Stored data
▬▬▬▬▬▬▬▬▬▬

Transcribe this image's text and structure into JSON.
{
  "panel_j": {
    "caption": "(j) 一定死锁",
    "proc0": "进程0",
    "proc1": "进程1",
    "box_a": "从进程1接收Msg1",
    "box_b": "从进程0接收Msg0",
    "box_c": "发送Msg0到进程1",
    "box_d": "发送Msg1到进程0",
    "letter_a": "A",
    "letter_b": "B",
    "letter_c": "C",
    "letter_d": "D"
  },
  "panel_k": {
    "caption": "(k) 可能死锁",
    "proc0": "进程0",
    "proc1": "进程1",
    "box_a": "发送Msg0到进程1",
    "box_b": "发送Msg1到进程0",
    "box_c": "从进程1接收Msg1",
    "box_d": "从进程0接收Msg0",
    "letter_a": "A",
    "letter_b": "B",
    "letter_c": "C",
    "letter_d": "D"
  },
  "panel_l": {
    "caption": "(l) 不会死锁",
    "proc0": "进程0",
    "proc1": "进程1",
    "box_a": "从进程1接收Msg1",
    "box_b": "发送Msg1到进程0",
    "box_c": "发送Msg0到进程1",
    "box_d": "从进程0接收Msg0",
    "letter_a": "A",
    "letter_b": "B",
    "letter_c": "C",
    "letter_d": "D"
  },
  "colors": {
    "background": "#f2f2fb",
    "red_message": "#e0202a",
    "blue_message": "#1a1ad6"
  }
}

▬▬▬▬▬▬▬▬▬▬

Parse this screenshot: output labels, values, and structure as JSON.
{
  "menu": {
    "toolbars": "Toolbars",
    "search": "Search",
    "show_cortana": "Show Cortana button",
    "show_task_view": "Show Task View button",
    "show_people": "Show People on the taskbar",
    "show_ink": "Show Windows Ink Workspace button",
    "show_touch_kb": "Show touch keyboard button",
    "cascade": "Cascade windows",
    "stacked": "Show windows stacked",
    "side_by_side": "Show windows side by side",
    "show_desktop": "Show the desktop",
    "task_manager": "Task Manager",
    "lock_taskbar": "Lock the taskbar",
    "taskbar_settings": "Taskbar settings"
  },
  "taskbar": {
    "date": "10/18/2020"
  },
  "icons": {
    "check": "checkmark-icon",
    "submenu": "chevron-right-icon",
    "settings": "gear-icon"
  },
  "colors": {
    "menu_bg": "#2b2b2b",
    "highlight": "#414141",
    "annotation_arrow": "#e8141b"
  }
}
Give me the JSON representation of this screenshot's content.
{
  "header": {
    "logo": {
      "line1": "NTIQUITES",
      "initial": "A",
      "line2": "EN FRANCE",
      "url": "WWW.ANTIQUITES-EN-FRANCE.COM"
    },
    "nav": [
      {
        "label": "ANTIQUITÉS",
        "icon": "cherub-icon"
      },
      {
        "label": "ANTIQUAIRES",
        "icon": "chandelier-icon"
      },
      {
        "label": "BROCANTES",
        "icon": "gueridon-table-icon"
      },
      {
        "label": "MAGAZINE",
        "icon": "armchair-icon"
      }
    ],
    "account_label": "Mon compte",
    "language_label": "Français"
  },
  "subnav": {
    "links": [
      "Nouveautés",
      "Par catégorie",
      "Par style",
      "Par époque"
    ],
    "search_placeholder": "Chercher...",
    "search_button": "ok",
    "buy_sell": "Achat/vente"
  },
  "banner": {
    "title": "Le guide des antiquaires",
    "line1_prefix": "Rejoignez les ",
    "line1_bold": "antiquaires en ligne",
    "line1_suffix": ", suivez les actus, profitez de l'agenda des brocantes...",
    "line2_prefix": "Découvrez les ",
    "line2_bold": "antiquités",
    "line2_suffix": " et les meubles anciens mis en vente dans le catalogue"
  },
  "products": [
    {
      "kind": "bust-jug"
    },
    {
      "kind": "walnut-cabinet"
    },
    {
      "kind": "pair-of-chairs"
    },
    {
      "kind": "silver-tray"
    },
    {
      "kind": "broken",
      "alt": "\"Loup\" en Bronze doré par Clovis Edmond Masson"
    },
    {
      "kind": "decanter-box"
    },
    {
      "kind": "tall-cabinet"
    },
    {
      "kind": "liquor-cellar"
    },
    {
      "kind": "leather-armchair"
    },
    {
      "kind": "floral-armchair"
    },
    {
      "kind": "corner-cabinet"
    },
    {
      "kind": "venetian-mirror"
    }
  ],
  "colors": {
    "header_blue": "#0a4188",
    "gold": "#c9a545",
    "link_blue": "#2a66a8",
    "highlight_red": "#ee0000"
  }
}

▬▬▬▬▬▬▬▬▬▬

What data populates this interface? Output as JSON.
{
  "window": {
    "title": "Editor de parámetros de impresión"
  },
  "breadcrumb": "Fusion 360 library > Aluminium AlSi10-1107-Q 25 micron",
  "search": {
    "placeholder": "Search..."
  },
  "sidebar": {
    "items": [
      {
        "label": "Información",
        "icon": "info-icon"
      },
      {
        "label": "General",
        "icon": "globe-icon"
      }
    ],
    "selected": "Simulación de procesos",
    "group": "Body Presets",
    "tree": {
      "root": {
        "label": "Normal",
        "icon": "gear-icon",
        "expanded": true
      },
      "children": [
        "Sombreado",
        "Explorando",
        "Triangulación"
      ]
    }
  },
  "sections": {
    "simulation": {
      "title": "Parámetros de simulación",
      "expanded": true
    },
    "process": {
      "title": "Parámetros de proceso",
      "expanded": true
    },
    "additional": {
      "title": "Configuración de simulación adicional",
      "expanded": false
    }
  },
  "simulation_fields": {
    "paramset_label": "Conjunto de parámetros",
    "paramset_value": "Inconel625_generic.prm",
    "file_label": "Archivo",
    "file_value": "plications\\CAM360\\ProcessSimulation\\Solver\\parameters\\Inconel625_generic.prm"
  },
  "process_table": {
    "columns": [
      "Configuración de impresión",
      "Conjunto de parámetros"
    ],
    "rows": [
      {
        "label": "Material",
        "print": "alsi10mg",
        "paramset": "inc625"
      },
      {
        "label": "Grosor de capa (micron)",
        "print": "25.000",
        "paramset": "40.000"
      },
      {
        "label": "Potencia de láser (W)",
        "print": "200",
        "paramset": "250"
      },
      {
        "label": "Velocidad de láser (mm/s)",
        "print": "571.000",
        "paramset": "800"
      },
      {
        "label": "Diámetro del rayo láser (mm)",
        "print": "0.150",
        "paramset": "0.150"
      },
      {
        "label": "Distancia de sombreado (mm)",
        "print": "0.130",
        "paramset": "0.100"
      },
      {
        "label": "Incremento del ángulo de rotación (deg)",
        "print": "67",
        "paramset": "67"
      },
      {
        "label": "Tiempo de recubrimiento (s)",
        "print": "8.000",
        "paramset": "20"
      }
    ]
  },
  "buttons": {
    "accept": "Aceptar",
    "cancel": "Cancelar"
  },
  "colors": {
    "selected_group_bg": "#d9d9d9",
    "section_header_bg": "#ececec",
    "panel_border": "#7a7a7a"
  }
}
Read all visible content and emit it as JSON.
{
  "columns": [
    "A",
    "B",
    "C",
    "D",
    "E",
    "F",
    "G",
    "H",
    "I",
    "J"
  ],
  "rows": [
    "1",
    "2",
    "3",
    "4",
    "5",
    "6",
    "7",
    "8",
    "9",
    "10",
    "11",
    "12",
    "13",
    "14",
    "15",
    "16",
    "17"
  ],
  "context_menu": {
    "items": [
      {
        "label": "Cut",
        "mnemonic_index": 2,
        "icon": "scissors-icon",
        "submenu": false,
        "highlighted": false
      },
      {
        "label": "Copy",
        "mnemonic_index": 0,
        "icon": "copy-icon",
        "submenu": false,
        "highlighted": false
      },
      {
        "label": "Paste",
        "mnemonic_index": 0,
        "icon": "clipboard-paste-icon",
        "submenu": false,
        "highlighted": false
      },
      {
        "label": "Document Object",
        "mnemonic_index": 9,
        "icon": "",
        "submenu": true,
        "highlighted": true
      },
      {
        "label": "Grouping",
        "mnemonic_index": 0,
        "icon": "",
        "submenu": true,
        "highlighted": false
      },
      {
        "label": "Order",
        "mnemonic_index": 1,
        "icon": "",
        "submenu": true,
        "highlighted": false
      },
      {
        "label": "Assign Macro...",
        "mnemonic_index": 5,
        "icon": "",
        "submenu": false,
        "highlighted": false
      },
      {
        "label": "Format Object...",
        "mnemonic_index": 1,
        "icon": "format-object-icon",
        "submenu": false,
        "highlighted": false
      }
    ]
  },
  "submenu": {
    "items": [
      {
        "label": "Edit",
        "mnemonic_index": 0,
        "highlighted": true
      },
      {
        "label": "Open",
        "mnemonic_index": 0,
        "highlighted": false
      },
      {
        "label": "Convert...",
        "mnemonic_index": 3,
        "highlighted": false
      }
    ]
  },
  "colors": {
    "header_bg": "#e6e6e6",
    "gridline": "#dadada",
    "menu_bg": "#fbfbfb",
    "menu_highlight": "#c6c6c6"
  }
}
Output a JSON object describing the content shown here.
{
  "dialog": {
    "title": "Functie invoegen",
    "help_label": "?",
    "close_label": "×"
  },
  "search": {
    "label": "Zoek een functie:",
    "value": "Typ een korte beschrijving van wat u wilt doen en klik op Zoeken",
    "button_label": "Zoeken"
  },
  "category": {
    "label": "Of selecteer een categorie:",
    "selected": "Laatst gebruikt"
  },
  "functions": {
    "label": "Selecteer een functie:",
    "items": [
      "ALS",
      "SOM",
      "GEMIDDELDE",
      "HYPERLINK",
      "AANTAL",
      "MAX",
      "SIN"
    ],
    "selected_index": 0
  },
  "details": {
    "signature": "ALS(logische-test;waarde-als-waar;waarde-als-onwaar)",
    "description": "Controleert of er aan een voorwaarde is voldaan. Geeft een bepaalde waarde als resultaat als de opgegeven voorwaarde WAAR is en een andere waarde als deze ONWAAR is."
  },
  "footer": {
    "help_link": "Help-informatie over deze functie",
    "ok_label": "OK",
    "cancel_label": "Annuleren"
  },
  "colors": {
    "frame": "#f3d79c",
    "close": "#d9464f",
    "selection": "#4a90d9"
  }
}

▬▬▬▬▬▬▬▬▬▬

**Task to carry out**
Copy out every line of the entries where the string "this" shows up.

**Written solution**
Transcribe this image's text and structure into JSON.
Parse this screenshot: output labels, values, and structure as JSON.
Give me the JSON representation of this screenshot's content.
What data populates this interface? Output as JSON.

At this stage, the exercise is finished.